These creatures are designed by Patricia and created by teams of sculptors, painters and upholsterers.  Beyond the mind-boggling technical aspects of her mixed media installations, Piccinini focuses on questioning science, humanity’s fading sense of acceptable reality and the discrepancies between physical and emotional beauty. From the essay about this pieces:

The sculpture puts on public display all the physical attributes denied in the days of plastic surgery, airbrushes and full-body waxes – fat, wrinkles, moles hairs and bumps. Their owner has her hands and feet curled up on themselves and lies in a semi-fetal position of defense and vulnerability, suggesting a kind of withdrawal from this display. At the same time, her humane demeanor and maternal generosity make these fleshly imperfections [for that is how we are socialized to see them] seem less important than acceptance and inclusiveness. Piccinni calls her “beautiful”, saying “she is not threatening, but a face you could love, and a face inlove with her family.

For all its grotesqueness, this sculptural tableau focuses on the loving, nurturing relationship of mother and babies that is fundamental to life This unifying quality – emphasized by the kidney-shaped enclosure of the group as a family unit – is at odds with the composite heterogeneity of the creature.

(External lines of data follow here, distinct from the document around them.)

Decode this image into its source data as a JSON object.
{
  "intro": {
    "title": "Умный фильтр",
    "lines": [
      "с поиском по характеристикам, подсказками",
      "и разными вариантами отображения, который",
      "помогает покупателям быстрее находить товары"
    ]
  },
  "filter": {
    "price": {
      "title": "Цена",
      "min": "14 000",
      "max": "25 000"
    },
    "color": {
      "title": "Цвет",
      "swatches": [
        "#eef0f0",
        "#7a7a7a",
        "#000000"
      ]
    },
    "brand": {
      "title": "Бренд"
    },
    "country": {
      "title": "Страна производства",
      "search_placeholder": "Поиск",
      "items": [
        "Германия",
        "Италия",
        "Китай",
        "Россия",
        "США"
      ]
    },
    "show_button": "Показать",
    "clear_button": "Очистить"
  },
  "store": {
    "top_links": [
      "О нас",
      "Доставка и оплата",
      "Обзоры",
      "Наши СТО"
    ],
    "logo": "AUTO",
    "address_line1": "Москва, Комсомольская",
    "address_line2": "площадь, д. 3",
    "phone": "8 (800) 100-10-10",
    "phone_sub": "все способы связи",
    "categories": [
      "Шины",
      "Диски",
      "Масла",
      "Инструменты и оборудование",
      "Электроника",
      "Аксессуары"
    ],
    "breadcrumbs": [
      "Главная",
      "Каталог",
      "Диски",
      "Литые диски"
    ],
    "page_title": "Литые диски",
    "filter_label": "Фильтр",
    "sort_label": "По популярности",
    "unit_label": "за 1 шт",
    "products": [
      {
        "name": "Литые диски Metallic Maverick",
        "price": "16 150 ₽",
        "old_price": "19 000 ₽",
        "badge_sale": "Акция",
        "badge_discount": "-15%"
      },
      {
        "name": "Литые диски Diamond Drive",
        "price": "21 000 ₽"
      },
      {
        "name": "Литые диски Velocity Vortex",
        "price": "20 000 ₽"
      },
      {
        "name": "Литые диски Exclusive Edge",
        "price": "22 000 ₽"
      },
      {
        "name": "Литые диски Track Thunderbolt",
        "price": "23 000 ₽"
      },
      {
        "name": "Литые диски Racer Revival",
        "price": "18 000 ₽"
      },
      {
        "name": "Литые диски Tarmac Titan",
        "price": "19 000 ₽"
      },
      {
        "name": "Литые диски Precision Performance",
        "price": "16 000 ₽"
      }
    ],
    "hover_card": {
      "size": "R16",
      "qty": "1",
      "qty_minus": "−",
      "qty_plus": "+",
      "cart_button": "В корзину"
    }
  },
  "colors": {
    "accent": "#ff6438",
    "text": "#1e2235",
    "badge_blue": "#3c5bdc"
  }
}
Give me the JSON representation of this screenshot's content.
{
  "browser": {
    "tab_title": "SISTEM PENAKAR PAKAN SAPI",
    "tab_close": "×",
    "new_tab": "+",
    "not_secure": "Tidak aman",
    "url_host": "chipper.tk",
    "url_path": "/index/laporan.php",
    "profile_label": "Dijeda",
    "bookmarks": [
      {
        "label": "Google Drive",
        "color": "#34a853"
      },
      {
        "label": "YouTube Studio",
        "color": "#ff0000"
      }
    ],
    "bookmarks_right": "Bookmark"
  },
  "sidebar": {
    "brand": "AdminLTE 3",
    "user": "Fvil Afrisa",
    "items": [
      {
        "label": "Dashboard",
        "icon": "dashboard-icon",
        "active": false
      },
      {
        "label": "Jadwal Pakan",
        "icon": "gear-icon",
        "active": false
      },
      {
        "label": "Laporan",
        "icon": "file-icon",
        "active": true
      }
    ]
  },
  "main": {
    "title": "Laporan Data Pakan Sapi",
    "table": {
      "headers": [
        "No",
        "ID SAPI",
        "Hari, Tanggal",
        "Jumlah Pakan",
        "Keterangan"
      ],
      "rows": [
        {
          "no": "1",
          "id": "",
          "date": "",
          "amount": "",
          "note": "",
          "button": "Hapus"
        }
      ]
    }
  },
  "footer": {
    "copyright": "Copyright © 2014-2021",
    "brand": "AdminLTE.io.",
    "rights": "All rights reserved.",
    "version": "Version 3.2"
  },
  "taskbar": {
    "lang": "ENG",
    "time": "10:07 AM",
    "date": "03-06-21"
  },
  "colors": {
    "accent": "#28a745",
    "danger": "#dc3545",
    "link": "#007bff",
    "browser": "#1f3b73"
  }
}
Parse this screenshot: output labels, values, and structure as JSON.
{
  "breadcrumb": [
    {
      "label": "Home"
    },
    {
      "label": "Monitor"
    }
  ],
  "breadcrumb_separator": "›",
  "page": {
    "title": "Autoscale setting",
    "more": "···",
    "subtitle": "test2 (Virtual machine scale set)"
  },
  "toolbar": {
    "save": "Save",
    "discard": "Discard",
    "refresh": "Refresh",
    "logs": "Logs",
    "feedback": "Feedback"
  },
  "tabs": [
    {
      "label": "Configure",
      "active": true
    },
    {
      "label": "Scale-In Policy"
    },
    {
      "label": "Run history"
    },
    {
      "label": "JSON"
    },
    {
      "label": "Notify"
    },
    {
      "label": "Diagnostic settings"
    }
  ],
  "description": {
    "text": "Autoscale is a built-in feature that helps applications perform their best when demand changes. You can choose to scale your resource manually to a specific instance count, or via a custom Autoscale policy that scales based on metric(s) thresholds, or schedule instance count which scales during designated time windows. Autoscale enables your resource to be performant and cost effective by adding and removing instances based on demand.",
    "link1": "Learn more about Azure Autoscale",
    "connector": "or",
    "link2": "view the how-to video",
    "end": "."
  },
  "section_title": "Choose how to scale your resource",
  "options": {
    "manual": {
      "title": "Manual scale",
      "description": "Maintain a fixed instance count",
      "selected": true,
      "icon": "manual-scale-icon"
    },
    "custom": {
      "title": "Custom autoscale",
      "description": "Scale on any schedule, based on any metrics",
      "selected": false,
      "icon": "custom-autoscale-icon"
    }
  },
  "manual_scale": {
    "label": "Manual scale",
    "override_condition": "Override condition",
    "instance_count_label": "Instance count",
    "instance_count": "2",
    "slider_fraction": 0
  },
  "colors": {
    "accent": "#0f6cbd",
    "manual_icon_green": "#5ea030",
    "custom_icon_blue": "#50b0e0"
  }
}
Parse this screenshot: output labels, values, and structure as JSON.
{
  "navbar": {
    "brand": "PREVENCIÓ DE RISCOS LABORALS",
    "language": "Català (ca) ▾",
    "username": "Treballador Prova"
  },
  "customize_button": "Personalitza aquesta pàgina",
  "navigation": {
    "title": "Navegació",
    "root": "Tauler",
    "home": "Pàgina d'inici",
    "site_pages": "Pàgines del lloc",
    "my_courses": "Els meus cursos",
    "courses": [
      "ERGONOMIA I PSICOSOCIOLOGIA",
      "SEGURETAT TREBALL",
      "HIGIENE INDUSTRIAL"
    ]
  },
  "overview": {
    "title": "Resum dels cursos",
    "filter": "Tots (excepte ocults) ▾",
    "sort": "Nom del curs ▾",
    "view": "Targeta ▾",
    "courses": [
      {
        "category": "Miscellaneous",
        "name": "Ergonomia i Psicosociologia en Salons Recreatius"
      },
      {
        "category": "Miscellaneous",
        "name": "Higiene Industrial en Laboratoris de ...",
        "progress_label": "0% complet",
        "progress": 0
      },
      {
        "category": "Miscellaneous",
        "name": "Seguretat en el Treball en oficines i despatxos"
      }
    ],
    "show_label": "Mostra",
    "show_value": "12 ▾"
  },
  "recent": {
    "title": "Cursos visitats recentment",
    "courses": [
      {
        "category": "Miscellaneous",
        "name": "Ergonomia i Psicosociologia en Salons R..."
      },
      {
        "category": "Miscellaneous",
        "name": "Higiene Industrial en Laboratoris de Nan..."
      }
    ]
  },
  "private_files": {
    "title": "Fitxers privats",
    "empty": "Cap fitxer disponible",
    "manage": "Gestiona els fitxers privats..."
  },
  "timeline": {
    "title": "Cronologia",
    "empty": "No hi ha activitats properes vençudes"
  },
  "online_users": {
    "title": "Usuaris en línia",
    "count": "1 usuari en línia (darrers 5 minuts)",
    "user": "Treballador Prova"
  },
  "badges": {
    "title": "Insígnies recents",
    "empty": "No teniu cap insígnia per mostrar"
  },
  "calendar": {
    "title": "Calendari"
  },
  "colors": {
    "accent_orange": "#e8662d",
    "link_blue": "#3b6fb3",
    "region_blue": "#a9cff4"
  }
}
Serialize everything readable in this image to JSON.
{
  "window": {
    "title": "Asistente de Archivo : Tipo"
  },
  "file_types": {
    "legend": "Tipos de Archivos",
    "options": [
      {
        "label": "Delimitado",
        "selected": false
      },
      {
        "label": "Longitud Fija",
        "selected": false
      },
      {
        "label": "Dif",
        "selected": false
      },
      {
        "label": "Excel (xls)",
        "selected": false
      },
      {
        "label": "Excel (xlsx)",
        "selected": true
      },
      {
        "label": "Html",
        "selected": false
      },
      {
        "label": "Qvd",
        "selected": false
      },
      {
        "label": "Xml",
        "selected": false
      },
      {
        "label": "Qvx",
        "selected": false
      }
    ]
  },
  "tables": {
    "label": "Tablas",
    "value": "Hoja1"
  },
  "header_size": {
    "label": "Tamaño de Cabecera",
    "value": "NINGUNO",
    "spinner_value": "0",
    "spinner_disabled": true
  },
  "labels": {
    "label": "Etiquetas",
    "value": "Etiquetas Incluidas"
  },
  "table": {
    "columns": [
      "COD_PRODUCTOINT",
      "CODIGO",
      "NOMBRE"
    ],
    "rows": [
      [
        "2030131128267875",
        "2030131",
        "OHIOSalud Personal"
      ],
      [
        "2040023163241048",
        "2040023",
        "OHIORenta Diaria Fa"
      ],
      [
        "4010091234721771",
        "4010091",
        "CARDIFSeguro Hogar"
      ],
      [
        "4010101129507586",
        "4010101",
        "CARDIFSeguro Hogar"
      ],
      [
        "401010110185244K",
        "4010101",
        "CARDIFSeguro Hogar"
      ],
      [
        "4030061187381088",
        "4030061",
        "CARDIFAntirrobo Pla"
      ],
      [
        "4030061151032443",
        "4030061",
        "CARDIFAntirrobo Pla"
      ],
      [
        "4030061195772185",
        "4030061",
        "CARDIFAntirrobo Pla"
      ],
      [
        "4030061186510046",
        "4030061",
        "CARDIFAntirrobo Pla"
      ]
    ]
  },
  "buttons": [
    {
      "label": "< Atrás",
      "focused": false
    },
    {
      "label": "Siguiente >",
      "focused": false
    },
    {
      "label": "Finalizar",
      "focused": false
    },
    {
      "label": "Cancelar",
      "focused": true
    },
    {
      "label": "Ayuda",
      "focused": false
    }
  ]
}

What I thought to be concept art for the Dark Crystal Pt. 2 turned out to be touching social commentary. I do still enjoy these sculptures on a purely visual level and come back to Patricia’s website to study every pore, fold and mystery orifice. A few more below the jump.